## Assigned task:
Filter these records by the string "label", copying each line that holds it.

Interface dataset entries

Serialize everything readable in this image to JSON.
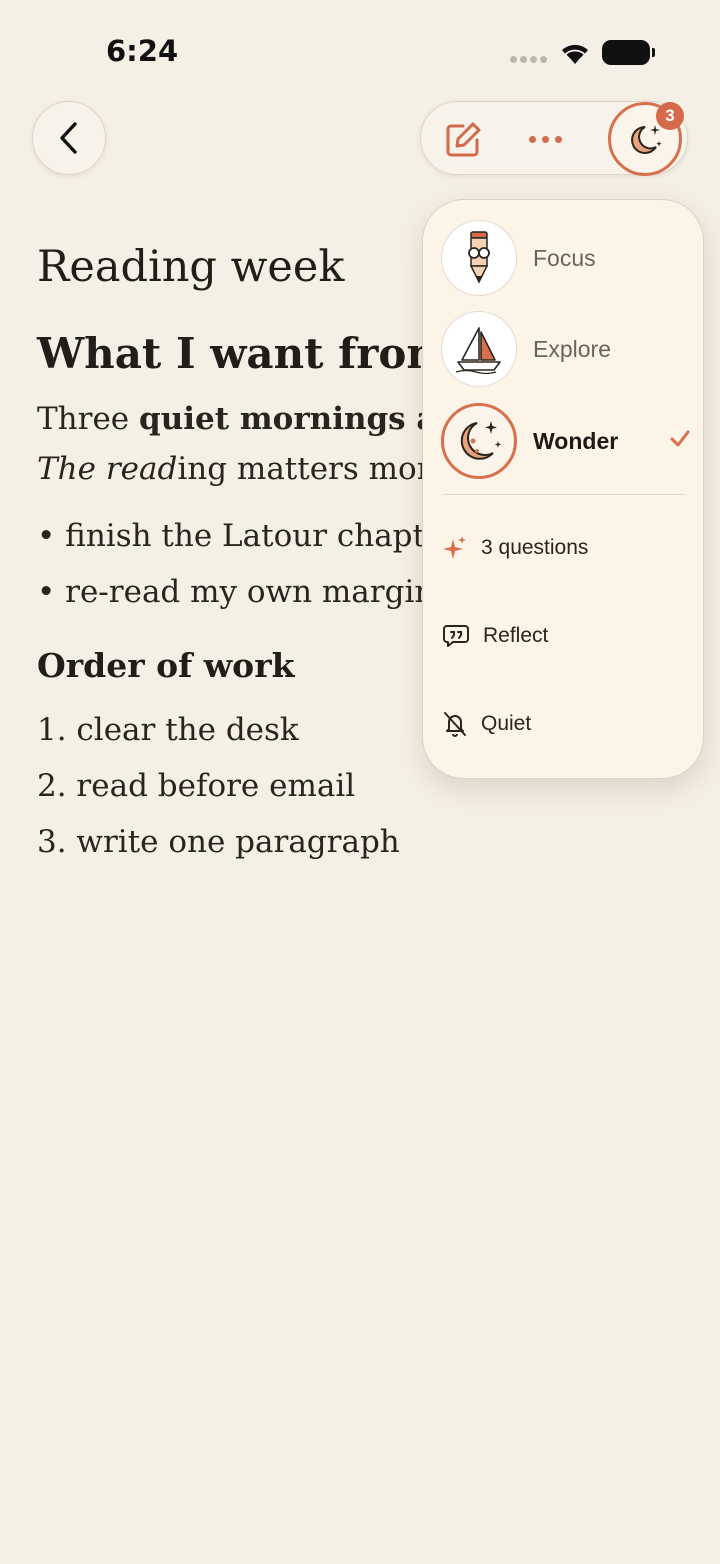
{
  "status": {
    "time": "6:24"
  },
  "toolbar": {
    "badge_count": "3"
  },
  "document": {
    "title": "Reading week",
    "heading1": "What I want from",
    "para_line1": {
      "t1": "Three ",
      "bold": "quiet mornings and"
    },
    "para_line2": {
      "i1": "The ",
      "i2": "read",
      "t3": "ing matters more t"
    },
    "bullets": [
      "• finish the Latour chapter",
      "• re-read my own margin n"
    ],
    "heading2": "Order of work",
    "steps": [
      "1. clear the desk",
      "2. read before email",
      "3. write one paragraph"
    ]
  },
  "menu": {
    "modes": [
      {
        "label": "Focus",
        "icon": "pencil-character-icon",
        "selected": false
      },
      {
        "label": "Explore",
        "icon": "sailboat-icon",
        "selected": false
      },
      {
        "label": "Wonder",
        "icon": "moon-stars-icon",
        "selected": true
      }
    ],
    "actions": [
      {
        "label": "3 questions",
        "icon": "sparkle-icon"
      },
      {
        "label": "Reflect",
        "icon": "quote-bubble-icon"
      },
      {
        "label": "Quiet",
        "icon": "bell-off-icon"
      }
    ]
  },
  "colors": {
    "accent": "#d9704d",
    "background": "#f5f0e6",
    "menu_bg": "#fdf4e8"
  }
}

## Answer for this exercise:
        "label": "Focus",
        "label": "Explore",
        "label": "Wonder",
        "label": "3 questions",
        "label": "Reflect",
        "label": "Quiet",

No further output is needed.